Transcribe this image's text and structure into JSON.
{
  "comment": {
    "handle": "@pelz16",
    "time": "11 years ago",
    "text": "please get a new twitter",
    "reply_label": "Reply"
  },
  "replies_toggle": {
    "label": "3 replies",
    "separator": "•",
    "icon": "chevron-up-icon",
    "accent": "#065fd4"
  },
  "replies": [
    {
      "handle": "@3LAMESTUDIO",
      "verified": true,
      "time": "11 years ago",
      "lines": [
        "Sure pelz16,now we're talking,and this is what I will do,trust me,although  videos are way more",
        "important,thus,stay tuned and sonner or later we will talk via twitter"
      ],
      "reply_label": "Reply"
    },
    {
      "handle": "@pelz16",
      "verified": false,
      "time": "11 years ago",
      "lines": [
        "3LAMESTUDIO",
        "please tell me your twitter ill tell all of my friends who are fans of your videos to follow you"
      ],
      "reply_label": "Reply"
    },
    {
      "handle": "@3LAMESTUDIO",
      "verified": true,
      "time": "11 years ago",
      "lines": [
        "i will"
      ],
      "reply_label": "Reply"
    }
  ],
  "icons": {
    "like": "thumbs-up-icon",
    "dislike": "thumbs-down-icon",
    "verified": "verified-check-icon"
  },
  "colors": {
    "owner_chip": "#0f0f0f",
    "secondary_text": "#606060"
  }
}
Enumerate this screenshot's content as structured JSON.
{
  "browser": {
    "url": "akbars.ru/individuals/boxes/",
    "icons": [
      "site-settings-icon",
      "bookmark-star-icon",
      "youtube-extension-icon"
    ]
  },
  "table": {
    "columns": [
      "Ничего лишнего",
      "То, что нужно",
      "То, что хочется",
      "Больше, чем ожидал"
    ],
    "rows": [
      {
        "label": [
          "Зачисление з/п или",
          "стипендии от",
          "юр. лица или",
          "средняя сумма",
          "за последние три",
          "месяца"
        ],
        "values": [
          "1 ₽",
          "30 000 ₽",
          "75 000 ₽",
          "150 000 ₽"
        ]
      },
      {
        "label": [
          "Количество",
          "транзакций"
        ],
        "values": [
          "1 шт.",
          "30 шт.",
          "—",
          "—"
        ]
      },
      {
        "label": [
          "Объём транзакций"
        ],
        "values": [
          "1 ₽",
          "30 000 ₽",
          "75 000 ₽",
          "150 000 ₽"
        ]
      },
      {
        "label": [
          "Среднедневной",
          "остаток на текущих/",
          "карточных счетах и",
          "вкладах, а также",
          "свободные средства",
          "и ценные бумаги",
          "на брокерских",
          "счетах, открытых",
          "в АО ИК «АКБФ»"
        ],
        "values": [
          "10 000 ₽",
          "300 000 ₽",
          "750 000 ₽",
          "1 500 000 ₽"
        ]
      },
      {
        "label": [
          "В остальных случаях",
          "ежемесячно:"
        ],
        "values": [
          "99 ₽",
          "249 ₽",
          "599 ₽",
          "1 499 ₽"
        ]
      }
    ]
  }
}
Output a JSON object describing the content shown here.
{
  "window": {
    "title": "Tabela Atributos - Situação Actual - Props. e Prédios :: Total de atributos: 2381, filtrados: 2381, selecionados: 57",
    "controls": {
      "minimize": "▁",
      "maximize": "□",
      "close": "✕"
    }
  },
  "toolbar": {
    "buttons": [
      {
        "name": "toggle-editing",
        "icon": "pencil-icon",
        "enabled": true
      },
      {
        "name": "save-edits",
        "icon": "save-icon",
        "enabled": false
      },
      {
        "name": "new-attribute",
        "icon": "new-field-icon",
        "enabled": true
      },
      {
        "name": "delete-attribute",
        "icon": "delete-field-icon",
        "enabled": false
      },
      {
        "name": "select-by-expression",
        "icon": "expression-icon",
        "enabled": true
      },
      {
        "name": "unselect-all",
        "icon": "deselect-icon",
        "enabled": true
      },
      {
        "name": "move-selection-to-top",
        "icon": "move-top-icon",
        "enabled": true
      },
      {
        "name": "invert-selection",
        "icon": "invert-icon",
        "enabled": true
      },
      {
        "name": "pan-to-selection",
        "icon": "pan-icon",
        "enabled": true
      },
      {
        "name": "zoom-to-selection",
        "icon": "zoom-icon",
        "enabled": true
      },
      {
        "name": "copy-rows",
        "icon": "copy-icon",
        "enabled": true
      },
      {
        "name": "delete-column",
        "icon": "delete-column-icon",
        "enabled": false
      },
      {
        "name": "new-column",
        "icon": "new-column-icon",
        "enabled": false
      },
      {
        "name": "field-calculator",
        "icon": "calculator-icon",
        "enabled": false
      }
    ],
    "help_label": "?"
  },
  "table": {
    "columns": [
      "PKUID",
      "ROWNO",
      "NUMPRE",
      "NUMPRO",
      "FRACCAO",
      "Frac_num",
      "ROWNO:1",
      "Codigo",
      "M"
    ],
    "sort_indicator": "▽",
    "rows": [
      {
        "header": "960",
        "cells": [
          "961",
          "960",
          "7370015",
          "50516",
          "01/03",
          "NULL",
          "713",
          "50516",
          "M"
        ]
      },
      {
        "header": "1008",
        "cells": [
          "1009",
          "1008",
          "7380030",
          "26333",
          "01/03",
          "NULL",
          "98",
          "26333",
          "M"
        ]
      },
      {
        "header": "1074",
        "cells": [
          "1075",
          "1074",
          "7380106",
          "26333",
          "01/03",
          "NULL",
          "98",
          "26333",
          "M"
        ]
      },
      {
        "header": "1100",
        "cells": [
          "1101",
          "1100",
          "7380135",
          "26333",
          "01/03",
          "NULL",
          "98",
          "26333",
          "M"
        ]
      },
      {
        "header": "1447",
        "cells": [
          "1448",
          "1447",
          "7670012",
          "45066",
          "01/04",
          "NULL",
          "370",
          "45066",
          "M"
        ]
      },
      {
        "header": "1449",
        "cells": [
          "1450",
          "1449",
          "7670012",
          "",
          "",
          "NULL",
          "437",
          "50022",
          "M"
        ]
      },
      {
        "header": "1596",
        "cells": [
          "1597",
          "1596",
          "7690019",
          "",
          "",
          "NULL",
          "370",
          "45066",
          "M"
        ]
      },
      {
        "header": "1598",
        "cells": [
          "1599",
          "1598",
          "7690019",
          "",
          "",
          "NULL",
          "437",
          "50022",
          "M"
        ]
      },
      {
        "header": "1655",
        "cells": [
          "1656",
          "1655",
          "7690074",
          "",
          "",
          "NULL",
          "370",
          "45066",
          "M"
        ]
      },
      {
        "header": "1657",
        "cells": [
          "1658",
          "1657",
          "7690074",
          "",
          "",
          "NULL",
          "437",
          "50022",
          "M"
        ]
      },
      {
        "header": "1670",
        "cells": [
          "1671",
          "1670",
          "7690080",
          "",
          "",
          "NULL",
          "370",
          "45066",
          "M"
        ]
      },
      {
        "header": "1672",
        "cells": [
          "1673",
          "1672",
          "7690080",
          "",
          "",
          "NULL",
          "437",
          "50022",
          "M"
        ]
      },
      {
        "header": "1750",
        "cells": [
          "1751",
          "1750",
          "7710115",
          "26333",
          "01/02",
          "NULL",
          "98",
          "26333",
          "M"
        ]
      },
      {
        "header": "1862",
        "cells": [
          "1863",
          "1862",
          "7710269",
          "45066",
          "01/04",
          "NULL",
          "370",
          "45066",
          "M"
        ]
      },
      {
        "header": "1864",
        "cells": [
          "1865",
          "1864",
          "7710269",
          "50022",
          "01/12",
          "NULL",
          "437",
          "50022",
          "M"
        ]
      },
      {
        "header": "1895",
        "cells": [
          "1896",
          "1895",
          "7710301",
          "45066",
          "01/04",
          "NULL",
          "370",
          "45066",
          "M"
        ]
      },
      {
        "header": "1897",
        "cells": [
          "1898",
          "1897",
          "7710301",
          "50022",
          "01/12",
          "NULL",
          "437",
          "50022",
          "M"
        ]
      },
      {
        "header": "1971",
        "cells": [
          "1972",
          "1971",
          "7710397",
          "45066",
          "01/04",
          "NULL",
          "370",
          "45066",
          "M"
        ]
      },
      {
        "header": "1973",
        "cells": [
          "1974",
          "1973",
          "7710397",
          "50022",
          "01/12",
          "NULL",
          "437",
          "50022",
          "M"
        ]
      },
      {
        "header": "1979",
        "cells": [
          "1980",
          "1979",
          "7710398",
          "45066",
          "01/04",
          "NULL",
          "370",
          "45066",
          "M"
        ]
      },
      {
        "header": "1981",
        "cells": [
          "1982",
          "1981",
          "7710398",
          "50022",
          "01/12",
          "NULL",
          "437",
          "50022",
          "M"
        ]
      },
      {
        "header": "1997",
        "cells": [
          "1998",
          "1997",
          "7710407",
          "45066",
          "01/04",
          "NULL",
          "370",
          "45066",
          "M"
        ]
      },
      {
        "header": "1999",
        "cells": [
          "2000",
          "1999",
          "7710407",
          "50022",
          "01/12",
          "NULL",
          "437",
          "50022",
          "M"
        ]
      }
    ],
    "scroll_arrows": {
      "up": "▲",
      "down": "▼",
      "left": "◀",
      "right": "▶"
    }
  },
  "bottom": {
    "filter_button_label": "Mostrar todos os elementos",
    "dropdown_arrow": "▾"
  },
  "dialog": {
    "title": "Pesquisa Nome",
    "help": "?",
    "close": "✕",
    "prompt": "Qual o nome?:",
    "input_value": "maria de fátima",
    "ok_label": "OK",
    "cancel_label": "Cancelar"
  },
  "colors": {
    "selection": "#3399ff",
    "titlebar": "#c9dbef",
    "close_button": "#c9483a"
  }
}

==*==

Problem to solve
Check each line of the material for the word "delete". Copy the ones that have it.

Exercise output
        "name": "delete-attribute",
        "icon": "delete-field-icon",
        "name": "delete-column",
        "icon": "delete-column-icon",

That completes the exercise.